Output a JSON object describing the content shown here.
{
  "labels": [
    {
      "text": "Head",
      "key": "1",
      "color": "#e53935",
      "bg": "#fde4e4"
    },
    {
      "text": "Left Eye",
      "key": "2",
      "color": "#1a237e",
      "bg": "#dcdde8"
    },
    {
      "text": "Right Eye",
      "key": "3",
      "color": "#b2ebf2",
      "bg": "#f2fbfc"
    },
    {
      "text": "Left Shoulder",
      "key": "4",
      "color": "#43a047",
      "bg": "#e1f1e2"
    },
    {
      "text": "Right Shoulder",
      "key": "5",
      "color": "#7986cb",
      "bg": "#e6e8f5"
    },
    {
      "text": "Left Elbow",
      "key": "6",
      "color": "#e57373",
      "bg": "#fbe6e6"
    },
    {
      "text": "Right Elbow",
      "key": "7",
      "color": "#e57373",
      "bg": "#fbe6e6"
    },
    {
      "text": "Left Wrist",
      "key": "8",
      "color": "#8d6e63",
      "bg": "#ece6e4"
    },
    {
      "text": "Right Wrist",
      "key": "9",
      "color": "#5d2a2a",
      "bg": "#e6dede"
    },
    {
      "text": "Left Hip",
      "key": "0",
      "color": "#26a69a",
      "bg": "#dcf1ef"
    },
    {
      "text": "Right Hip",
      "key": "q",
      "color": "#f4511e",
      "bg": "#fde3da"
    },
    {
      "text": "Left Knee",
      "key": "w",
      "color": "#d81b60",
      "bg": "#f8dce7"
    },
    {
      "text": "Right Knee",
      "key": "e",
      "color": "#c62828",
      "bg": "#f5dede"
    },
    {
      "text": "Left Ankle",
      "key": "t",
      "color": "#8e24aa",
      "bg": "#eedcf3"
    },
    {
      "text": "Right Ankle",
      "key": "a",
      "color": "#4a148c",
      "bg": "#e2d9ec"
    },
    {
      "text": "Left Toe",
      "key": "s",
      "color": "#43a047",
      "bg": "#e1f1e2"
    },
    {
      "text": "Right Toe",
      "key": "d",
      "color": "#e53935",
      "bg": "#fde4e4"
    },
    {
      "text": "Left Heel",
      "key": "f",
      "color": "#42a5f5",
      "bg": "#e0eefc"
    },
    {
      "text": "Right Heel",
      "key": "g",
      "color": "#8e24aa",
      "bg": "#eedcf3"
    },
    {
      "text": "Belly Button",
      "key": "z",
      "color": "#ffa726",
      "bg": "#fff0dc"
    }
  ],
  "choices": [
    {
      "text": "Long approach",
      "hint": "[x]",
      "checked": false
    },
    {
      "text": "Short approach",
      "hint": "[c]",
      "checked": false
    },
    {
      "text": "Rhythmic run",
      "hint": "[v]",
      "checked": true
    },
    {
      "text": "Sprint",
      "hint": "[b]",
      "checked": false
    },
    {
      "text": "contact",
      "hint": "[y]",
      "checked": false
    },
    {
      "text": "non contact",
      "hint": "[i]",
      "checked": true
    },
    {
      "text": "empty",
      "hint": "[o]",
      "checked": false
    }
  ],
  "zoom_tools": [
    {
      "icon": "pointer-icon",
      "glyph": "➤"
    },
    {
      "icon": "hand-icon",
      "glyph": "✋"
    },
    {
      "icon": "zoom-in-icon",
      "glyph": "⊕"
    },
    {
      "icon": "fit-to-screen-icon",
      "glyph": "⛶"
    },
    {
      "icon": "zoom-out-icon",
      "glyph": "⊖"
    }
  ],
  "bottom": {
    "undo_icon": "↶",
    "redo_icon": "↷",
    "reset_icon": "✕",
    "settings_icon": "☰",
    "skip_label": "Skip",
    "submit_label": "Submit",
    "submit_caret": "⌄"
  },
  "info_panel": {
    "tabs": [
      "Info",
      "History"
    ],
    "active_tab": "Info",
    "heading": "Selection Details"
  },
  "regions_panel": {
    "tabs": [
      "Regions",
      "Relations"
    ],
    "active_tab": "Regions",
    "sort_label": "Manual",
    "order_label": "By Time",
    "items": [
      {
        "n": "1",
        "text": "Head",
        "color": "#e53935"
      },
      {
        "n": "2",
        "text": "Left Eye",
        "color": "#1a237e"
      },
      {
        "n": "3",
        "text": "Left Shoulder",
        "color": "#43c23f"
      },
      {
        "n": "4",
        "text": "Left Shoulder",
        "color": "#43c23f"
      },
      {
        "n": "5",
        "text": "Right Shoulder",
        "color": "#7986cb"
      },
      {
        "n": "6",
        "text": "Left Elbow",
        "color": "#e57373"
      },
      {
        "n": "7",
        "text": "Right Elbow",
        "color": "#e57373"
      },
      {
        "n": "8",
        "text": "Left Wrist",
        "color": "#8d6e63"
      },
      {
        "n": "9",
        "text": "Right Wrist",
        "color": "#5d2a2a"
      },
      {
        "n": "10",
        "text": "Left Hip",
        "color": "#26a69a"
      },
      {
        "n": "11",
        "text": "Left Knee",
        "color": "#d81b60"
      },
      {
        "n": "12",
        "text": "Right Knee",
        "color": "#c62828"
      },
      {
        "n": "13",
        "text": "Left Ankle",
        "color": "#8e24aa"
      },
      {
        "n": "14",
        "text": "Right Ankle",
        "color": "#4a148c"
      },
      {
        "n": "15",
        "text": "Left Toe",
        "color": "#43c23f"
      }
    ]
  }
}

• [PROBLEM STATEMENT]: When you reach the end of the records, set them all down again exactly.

• [RESULT OF THIS TASK]:
Output a JSON object describing the content shown here.
{
  "labels": [
    {
      "text": "Head",
      "key": "1",
      "color": "#e53935",
      "bg": "#fde4e4"
    },
    {
      "text": "Left Eye",
      "key": "2",
      "color": "#1a237e",
      "bg": "#dcdde8"
    },
    {
      "text": "Right Eye",
      "key": "3",
      "color": "#b2ebf2",
      "bg": "#f2fbfc"
    },
    {
      "text": "Left Shoulder",
      "key": "4",
      "color": "#43a047",
      "bg": "#e1f1e2"
    },
    {
      "text": "Right Shoulder",
      "key": "5",
      "color": "#7986cb",
      "bg": "#e6e8f5"
    },
    {
      "text": "Left Elbow",
      "key": "6",
      "color": "#e57373",
      "bg": "#fbe6e6"
    },
    {
      "text": "Right Elbow",
      "key": "7",
      "color": "#e57373",
      "bg": "#fbe6e6"
    },
    {
      "text": "Left Wrist",
      "key": "8",
      "color": "#8d6e63",
      "bg": "#ece6e4"
    },
    {
      "text": "Right Wrist",
      "key": "9",
      "color": "#5d2a2a",
      "bg": "#e6dede"
    },
    {
      "text": "Left Hip",
      "key": "0",
      "color": "#26a69a",
      "bg": "#dcf1ef"
    },
    {
      "text": "Right Hip",
      "key": "q",
      "color": "#f4511e",
      "bg": "#fde3da"
    },
    {
      "text": "Left Knee",
      "key": "w",
      "color": "#d81b60",
      "bg": "#f8dce7"
    },
    {
      "text": "Right Knee",
      "key": "e",
      "color": "#c62828",
      "bg": "#f5dede"
    },
    {
      "text": "Left Ankle",
      "key": "t",
      "color": "#8e24aa",
      "bg": "#eedcf3"
    },
    {
      "text": "Right Ankle",
      "key": "a",
      "color": "#4a148c",
      "bg": "#e2d9ec"
    },
    {
      "text": "Left Toe",
      "key": "s",
      "color": "#43a047",
      "bg": "#e1f1e2"
    },
    {
      "text": "Right Toe",
      "key": "d",
      "color": "#e53935",
      "bg": "#fde4e4"
    },
    {
      "text": "Left Heel",
      "key": "f",
      "color": "#42a5f5",
      "bg": "#e0eefc"
    },
    {
      "text": "Right Heel",
      "key": "g",
      "color": "#8e24aa",
      "bg": "#eedcf3"
    },
    {
      "text": "Belly Button",
      "key": "z",
      "color": "#ffa726",
      "bg": "#fff0dc"
    }
  ],
  "choices": [
    {
      "text": "Long approach",
      "hint": "[x]",
      "checked": false
    },
    {
      "text": "Short approach",
      "hint": "[c]",
      "checked": false
    },
    {
      "text": "Rhythmic run",
      "hint": "[v]",
      "checked": true
    },
    {
      "text": "Sprint",
      "hint": "[b]",
      "checked": false
    },
    {
      "text": "contact",
      "hint": "[y]",
      "checked": false
    },
    {
      "text": "non contact",
      "hint": "[i]",
      "checked": true
    },
    {
      "text": "empty",
      "hint": "[o]",
      "checked": false
    }
  ],
  "zoom_tools": [
    {
      "icon": "pointer-icon",
      "glyph": "➤"
    },
    {
      "icon": "hand-icon",
      "glyph": "✋"
    },
    {
      "icon": "zoom-in-icon",
      "glyph": "⊕"
    },
    {
      "icon": "fit-to-screen-icon",
      "glyph": "⛶"
    },
    {
      "icon": "zoom-out-icon",
      "glyph": "⊖"
    }
  ],
  "bottom": {
    "undo_icon": "↶",
    "redo_icon": "↷",
    "reset_icon": "✕",
    "settings_icon": "☰",
    "skip_label": "Skip",
    "submit_label": "Submit",
    "submit_caret": "⌄"
  },
  "info_panel": {
    "tabs": [
      "Info",
      "History"
    ],
    "active_tab": "Info",
    "heading": "Selection Details"
  },
  "regions_panel": {
    "tabs": [
      "Regions",
      "Relations"
    ],
    "active_tab": "Regions",
    "sort_label": "Manual",
    "order_label": "By Time",
    "items": [
      {
        "n": "1",
        "text": "Head",
        "color": "#e53935"
      },
      {
        "n": "2",
        "text": "Left Eye",
        "color": "#1a237e"
      },
      {
        "n": "3",
        "text": "Left Shoulder",
        "color": "#43c23f"
      },
      {
        "n": "4",
        "text": "Left Shoulder",
        "color": "#43c23f"
      },
      {
        "n": "5",
        "text": "Right Shoulder",
        "color": "#7986cb"
      },
      {
        "n": "6",
        "text": "Left Elbow",
        "color": "#e57373"
      },
      {
        "n": "7",
        "text": "Right Elbow",
        "color": "#e57373"
      },
      {
        "n": "8",
        "text": "Left Wrist",
        "color": "#8d6e63"
      },
      {
        "n": "9",
        "text": "Right Wrist",
        "color": "#5d2a2a"
      },
      {
        "n": "10",
        "text": "Left Hip",
        "color": "#26a69a"
      },
      {
        "n": "11",
        "text": "Left Knee",
        "color": "#d81b60"
      },
      {
        "n": "12",
        "text": "Right Knee",
        "color": "#c62828"
      },
      {
        "n": "13",
        "text": "Left Ankle",
        "color": "#8e24aa"
      },
      {
        "n": "14",
        "text": "Right Ankle",
        "color": "#4a148c"
      },
      {
        "n": "15",
        "text": "Left Toe",
        "color": "#43c23f"
      }
    ]
  }
}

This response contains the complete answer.